TASK OBJECTIVE: Return each line of the data that follows exactly as it reads.

Dataset rows describing interfaces:
##############################
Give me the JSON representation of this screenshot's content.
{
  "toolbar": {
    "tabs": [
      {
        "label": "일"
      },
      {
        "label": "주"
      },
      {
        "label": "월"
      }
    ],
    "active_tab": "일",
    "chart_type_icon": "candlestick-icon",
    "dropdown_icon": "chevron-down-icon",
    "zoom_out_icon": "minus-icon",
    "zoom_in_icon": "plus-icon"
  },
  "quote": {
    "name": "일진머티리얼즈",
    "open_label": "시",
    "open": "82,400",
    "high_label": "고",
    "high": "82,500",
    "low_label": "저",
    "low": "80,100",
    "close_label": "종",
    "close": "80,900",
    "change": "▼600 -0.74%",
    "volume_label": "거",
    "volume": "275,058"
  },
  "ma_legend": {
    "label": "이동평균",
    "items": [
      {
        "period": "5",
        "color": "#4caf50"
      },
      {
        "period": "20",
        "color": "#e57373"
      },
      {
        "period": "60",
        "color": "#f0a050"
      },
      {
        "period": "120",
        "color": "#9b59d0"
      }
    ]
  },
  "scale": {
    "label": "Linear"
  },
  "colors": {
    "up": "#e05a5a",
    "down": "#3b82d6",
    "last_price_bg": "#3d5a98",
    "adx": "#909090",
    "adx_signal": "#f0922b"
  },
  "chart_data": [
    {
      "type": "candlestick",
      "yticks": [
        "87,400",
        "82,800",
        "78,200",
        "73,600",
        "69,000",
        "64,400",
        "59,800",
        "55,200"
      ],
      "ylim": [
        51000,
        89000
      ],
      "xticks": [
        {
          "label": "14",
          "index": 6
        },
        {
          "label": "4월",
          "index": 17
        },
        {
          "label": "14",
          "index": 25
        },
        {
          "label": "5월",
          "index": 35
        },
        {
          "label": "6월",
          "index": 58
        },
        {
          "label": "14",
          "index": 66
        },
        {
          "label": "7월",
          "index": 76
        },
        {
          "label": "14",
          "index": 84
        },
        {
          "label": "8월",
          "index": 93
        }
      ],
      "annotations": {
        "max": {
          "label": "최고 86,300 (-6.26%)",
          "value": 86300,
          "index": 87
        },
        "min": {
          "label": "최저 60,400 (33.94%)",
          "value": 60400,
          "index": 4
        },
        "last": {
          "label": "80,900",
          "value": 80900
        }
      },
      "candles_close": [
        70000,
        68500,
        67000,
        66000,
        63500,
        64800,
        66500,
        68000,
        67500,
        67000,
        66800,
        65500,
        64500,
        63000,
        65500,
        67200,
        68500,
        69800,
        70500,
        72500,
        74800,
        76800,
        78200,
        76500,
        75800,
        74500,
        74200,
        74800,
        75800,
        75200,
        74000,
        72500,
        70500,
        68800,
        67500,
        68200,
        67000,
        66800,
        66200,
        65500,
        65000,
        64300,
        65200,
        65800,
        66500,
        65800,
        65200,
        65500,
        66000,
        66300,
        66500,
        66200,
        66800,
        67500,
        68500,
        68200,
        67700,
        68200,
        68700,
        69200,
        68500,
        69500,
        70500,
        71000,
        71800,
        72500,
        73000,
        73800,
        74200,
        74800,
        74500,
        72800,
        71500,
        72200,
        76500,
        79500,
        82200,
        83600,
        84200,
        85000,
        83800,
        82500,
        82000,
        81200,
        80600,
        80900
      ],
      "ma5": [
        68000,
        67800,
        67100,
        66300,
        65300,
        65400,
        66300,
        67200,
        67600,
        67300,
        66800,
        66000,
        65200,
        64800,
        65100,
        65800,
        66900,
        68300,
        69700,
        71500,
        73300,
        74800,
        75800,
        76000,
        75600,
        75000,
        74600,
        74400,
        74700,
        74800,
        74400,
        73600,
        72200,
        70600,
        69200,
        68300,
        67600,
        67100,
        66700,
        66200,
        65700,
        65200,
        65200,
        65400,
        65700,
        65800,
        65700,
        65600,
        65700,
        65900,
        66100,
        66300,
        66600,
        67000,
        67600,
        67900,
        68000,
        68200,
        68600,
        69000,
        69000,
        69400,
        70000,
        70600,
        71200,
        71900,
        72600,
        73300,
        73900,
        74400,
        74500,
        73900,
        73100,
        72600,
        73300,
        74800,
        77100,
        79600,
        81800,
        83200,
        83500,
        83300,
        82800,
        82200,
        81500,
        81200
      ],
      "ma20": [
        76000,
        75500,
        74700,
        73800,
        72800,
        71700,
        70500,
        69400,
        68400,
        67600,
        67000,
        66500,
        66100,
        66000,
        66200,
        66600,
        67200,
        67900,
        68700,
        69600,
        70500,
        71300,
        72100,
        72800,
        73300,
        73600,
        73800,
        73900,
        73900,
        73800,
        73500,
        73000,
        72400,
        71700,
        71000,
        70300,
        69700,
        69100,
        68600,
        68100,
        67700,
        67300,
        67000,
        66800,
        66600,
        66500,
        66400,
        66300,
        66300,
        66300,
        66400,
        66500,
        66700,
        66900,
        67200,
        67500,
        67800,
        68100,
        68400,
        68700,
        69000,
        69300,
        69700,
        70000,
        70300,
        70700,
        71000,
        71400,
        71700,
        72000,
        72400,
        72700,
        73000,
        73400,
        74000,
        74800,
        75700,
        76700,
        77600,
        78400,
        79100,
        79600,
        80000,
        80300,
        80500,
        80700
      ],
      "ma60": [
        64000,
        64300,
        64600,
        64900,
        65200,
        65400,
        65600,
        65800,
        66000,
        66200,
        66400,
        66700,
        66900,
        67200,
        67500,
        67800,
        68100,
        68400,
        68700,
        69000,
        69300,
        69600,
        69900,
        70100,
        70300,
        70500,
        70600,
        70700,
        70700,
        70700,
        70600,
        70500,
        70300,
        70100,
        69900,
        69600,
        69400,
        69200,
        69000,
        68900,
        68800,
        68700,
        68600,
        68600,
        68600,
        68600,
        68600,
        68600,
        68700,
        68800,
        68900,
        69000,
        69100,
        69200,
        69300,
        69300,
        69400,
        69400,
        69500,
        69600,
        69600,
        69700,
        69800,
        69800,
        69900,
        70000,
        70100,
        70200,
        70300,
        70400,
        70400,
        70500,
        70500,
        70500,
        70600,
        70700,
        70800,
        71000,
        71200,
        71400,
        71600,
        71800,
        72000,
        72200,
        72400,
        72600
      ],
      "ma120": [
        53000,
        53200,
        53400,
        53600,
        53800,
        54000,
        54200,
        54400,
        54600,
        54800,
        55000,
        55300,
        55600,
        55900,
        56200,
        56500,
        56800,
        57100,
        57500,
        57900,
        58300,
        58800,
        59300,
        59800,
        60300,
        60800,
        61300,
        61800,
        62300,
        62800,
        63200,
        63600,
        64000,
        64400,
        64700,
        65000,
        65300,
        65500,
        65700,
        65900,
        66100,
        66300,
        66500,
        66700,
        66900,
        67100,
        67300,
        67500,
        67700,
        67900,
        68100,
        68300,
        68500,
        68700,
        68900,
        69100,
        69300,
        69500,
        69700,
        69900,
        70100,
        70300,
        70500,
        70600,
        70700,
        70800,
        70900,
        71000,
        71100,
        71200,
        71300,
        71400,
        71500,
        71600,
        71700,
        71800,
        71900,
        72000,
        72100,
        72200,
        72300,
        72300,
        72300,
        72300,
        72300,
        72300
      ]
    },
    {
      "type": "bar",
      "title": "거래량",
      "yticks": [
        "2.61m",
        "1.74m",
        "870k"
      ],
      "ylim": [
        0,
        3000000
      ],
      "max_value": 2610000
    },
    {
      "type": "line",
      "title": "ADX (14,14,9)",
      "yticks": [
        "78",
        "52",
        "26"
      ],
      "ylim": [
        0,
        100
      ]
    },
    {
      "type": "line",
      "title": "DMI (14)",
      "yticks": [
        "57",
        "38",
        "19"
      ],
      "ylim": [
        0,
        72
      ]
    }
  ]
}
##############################
RESPONSE TO THIS EXERCISE:
Give me the JSON representation of this screenshot's content.
{
  "toolbar": {
    "tabs": [
      {
        "label": "일"
      },
      {
        "label": "주"
      },
      {
        "label": "월"
      }
    ],
    "active_tab": "일",
    "chart_type_icon": "candlestick-icon",
    "dropdown_icon": "chevron-down-icon",
    "zoom_out_icon": "minus-icon",
    "zoom_in_icon": "plus-icon"
  },
  "quote": {
    "name": "일진머티리얼즈",
    "open_label": "시",
    "open": "82,400",
    "high_label": "고",
    "high": "82,500",
    "low_label": "저",
    "low": "80,100",
    "close_label": "종",
    "close": "80,900",
    "change": "▼600 -0.74%",
    "volume_label": "거",
    "volume": "275,058"
  },
  "ma_legend": {
    "label": "이동평균",
    "items": [
      {
        "period": "5",
        "color": "#4caf50"
      },
      {
        "period": "20",
        "color": "#e57373"
      },
      {
        "period": "60",
        "color": "#f0a050"
      },
      {
        "period": "120",
        "color": "#9b59d0"
      }
    ]
  },
  "scale": {
    "label": "Linear"
  },
  "colors": {
    "up": "#e05a5a",
    "down": "#3b82d6",
    "last_price_bg": "#3d5a98",
    "adx": "#909090",
    "adx_signal": "#f0922b"
  },
  "chart_data": [
    {
      "type": "candlestick",
      "yticks": [
        "87,400",
        "82,800",
        "78,200",
        "73,600",
        "69,000",
        "64,400",
        "59,800",
        "55,200"
      ],
      "ylim": [
        51000,
        89000
      ],
      "xticks": [
        {
          "label": "14",
          "index": 6
        },
        {
          "label": "4월",
          "index": 17
        },
        {
          "label": "14",
          "index": 25
        },
        {
          "label": "5월",
          "index": 35
        },
        {
          "label": "6월",
          "index": 58
        },
        {
          "label": "14",
          "index": 66
        },
        {
          "label": "7월",
          "index": 76
        },
        {
          "label": "14",
          "index": 84
        },
        {
          "label": "8월",
          "index": 93
        }
      ],
      "annotations": {
        "max": {
          "label": "최고 86,300 (-6.26%)",
          "value": 86300,
          "index": 87
        },
        "min": {
          "label": "최저 60,400 (33.94%)",
          "value": 60400,
          "index": 4
        },
        "last": {
          "label": "80,900",
          "value": 80900
        }
      },
      "candles_close": [
        70000,
        68500,
        67000,
        66000,
        63500,
        64800,
        66500,
        68000,
        67500,
        67000,
        66800,
        65500,
        64500,
        63000,
        65500,
        67200,
        68500,
        69800,
        70500,
        72500,
        74800,
        76800,
        78200,
        76500,
        75800,
        74500,
        74200,
        74800,
        75800,
        75200,
        74000,
        72500,
        70500,
        68800,
        67500,
        68200,
        67000,
        66800,
        66200,
        65500,
        65000,
        64300,
        65200,
        65800,
        66500,
        65800,
        65200,
        65500,
        66000,
        66300,
        66500,
        66200,
        66800,
        67500,
        68500,
        68200,
        67700,
        68200,
        68700,
        69200,
        68500,
        69500,
        70500,
        71000,
        71800,
        72500,
        73000,
        73800,
        74200,
        74800,
        74500,
        72800,
        71500,
        72200,
        76500,
        79500,
        82200,
        83600,
        84200,
        85000,
        83800,
        82500,
        82000,
        81200,
        80600,
        80900
      ],
      "ma5": [
        68000,
        67800,
        67100,
        66300,
        65300,
        65400,
        66300,
        67200,
        67600,
        67300,
        66800,
        66000,
        65200,
        64800,
        65100,
        65800,
        66900,
        68300,
        69700,
        71500,
        73300,
        74800,
        75800,
        76000,
        75600,
        75000,
        74600,
        74400,
        74700,
        74800,
        74400,
        73600,
        72200,
        70600,
        69200,
        68300,
        67600,
        67100,
        66700,
        66200,
        65700,
        65200,
        65200,
        65400,
        65700,
        65800,
        65700,
        65600,
        65700,
        65900,
        66100,
        66300,
        66600,
        67000,
        67600,
        67900,
        68000,
        68200,
        68600,
        69000,
        69000,
        69400,
        70000,
        70600,
        71200,
        71900,
        72600,
        73300,
        73900,
        74400,
        74500,
        73900,
        73100,
        72600,
        73300,
        74800,
        77100,
        79600,
        81800,
        83200,
        83500,
        83300,
        82800,
        82200,
        81500,
        81200
      ],
      "ma20": [
        76000,
        75500,
        74700,
        73800,
        72800,
        71700,
        70500,
        69400,
        68400,
        67600,
        67000,
        66500,
        66100,
        66000,
        66200,
        66600,
        67200,
        67900,
        68700,
        69600,
        70500,
        71300,
        72100,
        72800,
        73300,
        73600,
        73800,
        73900,
        73900,
        73800,
        73500,
        73000,
        72400,
        71700,
        71000,
        70300,
        69700,
        69100,
        68600,
        68100,
        67700,
        67300,
        67000,
        66800,
        66600,
        66500,
        66400,
        66300,
        66300,
        66300,
        66400,
        66500,
        66700,
        66900,
        67200,
        67500,
        67800,
        68100,
        68400,
        68700,
        69000,
        69300,
        69700,
        70000,
        70300,
        70700,
        71000,
        71400,
        71700,
        72000,
        72400,
        72700,
        73000,
        73400,
        74000,
        74800,
        75700,
        76700,
        77600,
        78400,
        79100,
        79600,
        80000,
        80300,
        80500,
        80700
      ],
      "ma60": [
        64000,
        64300,
        64600,
        64900,
        65200,
        65400,
        65600,
        65800,
        66000,
        66200,
        66400,
        66700,
        66900,
        67200,
        67500,
        67800,
        68100,
        68400,
        68700,
        69000,
        69300,
        69600,
        69900,
        70100,
        70300,
        70500,
        70600,
        70700,
        70700,
        70700,
        70600,
        70500,
        70300,
        70100,
        69900,
        69600,
        69400,
        69200,
        69000,
        68900,
        68800,
        68700,
        68600,
        68600,
        68600,
        68600,
        68600,
        68600,
        68700,
        68800,
        68900,
        69000,
        69100,
        69200,
        69300,
        69300,
        69400,
        69400,
        69500,
        69600,
        69600,
        69700,
        69800,
        69800,
        69900,
        70000,
        70100,
        70200,
        70300,
        70400,
        70400,
        70500,
        70500,
        70500,
        70600,
        70700,
        70800,
        71000,
        71200,
        71400,
        71600,
        71800,
        72000,
        72200,
        72400,
        72600
      ],
      "ma120": [
        53000,
        53200,
        53400,
        53600,
        53800,
        54000,
        54200,
        54400,
        54600,
        54800,
        55000,
        55300,
        55600,
        55900,
        56200,
        56500,
        56800,
        57100,
        57500,
        57900,
        58300,
        58800,
        59300,
        59800,
        60300,
        60800,
        61300,
        61800,
        62300,
        62800,
        63200,
        63600,
        64000,
        64400,
        64700,
        65000,
        65300,
        65500,
        65700,
        65900,
        66100,
        66300,
        66500,
        66700,
        66900,
        67100,
        67300,
        67500,
        67700,
        67900,
        68100,
        68300,
        68500,
        68700,
        68900,
        69100,
        69300,
        69500,
        69700,
        69900,
        70100,
        70300,
        70500,
        70600,
        70700,
        70800,
        70900,
        71000,
        71100,
        71200,
        71300,
        71400,
        71500,
        71600,
        71700,
        71800,
        71900,
        72000,
        72100,
        72200,
        72300,
        72300,
        72300,
        72300,
        72300,
        72300
      ]
    },
    {
      "type": "bar",
      "title": "거래량",
      "yticks": [
        "2.61m",
        "1.74m",
        "870k"
      ],
      "ylim": [
        0,
        3000000
      ],
      "max_value": 2610000
    },
    {
      "type": "line",
      "title": "ADX (14,14,9)",
      "yticks": [
        "78",
        "52",
        "26"
      ],
      "ylim": [
        0,
        100
      ]
    },
    {
      "type": "line",
      "title": "DMI (14)",
      "yticks": [
        "57",
        "38",
        "19"
      ],
      "ylim": [
        0,
        72
      ]
    }
  ]
}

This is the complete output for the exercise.